Deep Cut Lake Road Bridge #46
Posted March 13, 2018, by Mike Daffron (daffmikron [at] gmail [dot] com)

Question: Is anyone familiar with another area that has a stretch on bridges on one road over such a short distance? It is only .8 miles between DCL # 46 and DCL # 50. DCL # 44 is only about a mile to the east. I think this little jog should be seen by all!

Beaver Creek Bridge
Posted July 26, 2014, by Tony Dillon (spansaver [at] hotmail [dot] com)

Yes... Given that the shift from building stone abutments to those made from concrete happened at the turn of the century, I would say there is a very good chance that the foundations are from the railroad.

Two possible scenarios I have envisioned are:

*The road was developed ca. 1900-1910 with the through truss and the pinned pony having been built at that time. The other 2 sites may have been crossed with temporary structures until the riveted ponies were constructed about 1920.

*The road wasn't developed until about 1920(1921), with the 2 riveted spans being built then and the other 2 bridges being moved in from other locations.
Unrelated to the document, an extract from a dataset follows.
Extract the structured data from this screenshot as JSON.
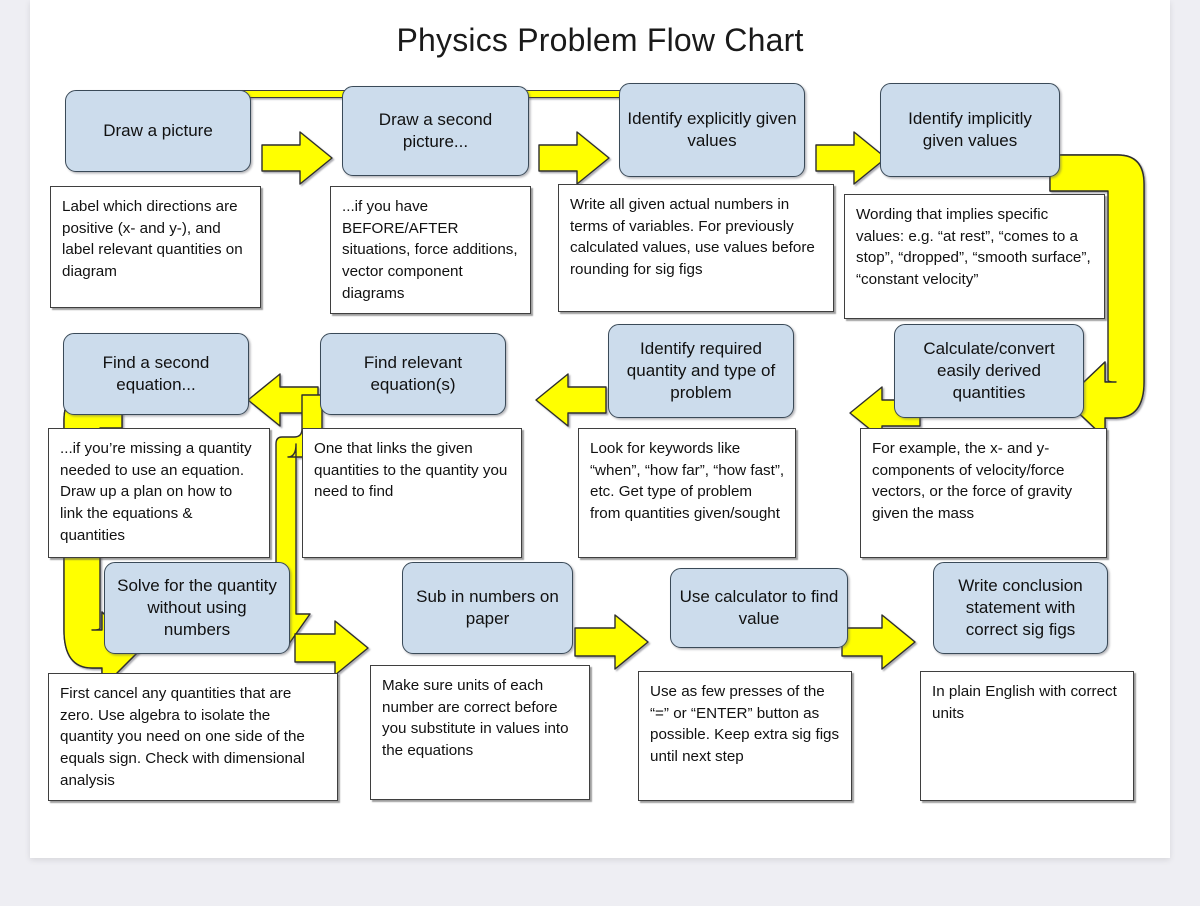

Given the nearby proximity of US 50, it is certainly feasible that bridges may have been available with road upgrades around that time period.

Beaver Creek Bridge
Posted July 25, 2014, by Ed Hollowell (erhollowell [at] aol [dot] com)

So we agree on this much. The railroad right of way was not available for the road until 1899 at the earliest. Some of these bridges may date before that but if that is true they were moved to the new road on Beaver Creek. The stone bases for the abutments were likely from the railroad bridges before 1899.

Beaver Creek Bridge
Posted July 24, 2014, by Tony Dillon (spansaver [at] hotmail [dot] com)

I believe the dates for these spans are all wrong...

The 2 riveted ponies are listed as 1890 which is 2 or 3 decades too early for riveted structures. The 1921 date would seem to be more appropriate. The pinned pony could date to 1921, but is likely a decade or so older. The through truss is also listed as 1890, but the use of angles for the lattice in the portal bracing is more akin to a bridge from around 1910.